Hope has a name

BY SEBASTIAN UYS*

I have written this article for 2 reasons. First , to offer support, care and stability to all those who read it so that you would walk away from this article feeling encouraged. Secondly, I desire to inform, and offer sympathy to you by offering a perspective of the COVID-19 Virus from a historical and holistic human view. This fancy view that is holistic or ‘non-reductionist’, simply means that we should not reduce the impact of the virus to purely biological terms.

Like a slow growing wave, the crescendo of the Coronavirus’s melody has begun to ring louder and louder all across the earth. As it stands in early May ; America, Spain and Italy have been hit hardest in terms of deaths, with the amount of confirmed cases of COVID at 3,62 million people. . Uncertainty, fear and panic have additionally been increased due to the nationwide lockdowns, which (by the way), have never been seen in the history of human civilization. Never.

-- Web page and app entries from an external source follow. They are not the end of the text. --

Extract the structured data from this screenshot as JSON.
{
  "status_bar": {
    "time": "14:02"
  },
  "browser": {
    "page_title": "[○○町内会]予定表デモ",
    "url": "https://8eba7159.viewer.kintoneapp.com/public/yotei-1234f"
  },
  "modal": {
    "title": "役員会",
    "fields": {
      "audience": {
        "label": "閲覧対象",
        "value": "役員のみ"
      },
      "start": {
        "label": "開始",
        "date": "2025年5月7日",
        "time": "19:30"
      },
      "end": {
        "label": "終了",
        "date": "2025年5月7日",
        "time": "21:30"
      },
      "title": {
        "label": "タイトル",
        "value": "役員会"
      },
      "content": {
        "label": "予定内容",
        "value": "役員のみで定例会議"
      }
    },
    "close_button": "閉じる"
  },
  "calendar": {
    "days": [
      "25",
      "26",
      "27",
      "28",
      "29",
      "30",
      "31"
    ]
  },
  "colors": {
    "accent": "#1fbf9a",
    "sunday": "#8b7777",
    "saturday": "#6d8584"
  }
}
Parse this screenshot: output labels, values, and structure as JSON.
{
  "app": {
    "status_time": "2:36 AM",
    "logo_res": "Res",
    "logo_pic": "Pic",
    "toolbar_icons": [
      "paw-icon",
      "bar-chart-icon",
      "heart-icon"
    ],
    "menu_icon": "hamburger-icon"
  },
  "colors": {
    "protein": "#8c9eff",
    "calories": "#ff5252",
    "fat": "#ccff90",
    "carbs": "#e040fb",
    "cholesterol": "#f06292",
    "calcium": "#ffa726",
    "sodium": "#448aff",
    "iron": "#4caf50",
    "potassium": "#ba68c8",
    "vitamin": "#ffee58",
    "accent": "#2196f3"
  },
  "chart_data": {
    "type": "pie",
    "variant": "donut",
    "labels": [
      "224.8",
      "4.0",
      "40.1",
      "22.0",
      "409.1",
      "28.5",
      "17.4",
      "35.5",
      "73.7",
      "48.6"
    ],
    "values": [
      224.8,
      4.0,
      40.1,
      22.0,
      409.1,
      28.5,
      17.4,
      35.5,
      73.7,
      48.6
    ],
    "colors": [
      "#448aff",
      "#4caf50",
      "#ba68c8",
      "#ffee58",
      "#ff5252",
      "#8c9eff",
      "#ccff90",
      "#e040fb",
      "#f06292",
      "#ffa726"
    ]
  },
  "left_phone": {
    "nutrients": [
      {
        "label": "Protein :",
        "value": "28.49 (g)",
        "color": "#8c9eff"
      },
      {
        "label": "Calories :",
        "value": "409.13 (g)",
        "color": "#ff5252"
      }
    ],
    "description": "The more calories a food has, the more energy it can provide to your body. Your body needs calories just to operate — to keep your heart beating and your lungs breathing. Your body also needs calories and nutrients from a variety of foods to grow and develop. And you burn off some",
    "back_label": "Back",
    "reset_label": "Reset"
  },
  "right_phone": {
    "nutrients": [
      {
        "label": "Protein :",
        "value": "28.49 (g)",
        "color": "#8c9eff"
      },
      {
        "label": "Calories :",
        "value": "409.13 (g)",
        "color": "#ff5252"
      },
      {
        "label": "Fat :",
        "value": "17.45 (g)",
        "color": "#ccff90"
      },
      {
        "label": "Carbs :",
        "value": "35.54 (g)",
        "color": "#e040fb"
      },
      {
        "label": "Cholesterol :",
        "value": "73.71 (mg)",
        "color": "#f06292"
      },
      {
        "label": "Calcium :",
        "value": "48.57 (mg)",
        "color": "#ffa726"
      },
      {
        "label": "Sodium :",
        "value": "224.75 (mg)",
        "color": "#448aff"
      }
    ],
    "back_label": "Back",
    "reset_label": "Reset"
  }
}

The mass quarantine of entire populations and continents who are symptom-free stands in a league of its own. If one looks back at the history, at least in the Western World, this can only be compared to a voluntary isolation in a small town of Eyam in England during a severe outbreak of plague in 1666.

When we understand human beings as physical, emotional and spiritual creatures, we can recognize that the impact of this virus is far more all-encompassing than we tend to appreciate. Social isolation (for example, there are students on campus who are currently staying alone in Residences), the dislocation of communities, unemployment, market collapse, widespread anxiety and restricted access to healthcare can be just as destructive as the disease. All of this radical change leaves one’s foundations unearthed. Our weekly routines are out of the window, classes are cancelled, roads and shopping centers are closed, church gatherings are prohibited and entire supply and demand networks from around the world are shut down.

However, not only have our foundations been exposed, but also the frailty of the things in which we place our hope. A dark shadow has been cast upon our supposedly secure future’s. Will we finish our academic year? Will I get my degree? Will I get a job? Will I get sick? Will my family get sick? Will I die? Will we make it as a country? The idea of uncertainty and even death, besides it being an absolute truth that all of us will die, has become forced into our daily media intake and our thoughts. Where have you run too, to stem the tide? Did you run to comfort in the statistical probability of death with disease (which is difficult to determine due to uncertainty of how many people actually have the disease), hours of series, escapism or anxiety? To be honest, I have found some days difficult.

But as you stop, look around and think; perhaps you have noticed that your hope needs a new home. Some place that is stable, secure, unchallenged and strong through surrounding turmoil and chaos. Also, not only some place, but someone. Someone who can offer you love, not manipulation, and grace into your deepest fear. This someone, to whom I can look to each day, is Jesus Christ. The true, living, personal and powerful Lord of all, Jesus Christ. Not a religious worldview, but a living and powerful relationship with the creator of the universe. In this time of rampant change, confusion and panic; I would encourage you to cast your hopes and your future upon him as our academics, schedules, shopping centers, relationships and lives have all largely been shaken.

Perhaps you may be questioning what I have written, or perhaps wondering where God is in sickness and death of COVID-19. As we think through these questions, as genuine as they often are, we must start with the acknowledgement that Jesus Christ coming to earth to die for our sins displays an intimate compassion for the evil, brokenness and suffering in this world. He died, so that we may live. It is hard to raise a finger against him, once we truly see him hanging on that tree.

May we all be safe, wise, responsible and practical as we wait out this storm together. But most importantly, as our President, Cyril Ramaphosa, said on Good Friday, “May God bless South Africa and protect her people. May he continue to hold us in the palm of his hand”.

*”Currently enjoying lockdown in Ladismith, Klein Karoo, and finding time to work on my thesis

Social media & sharing icons powered by UltimatelySocial
Facebook
Twitter
Instagram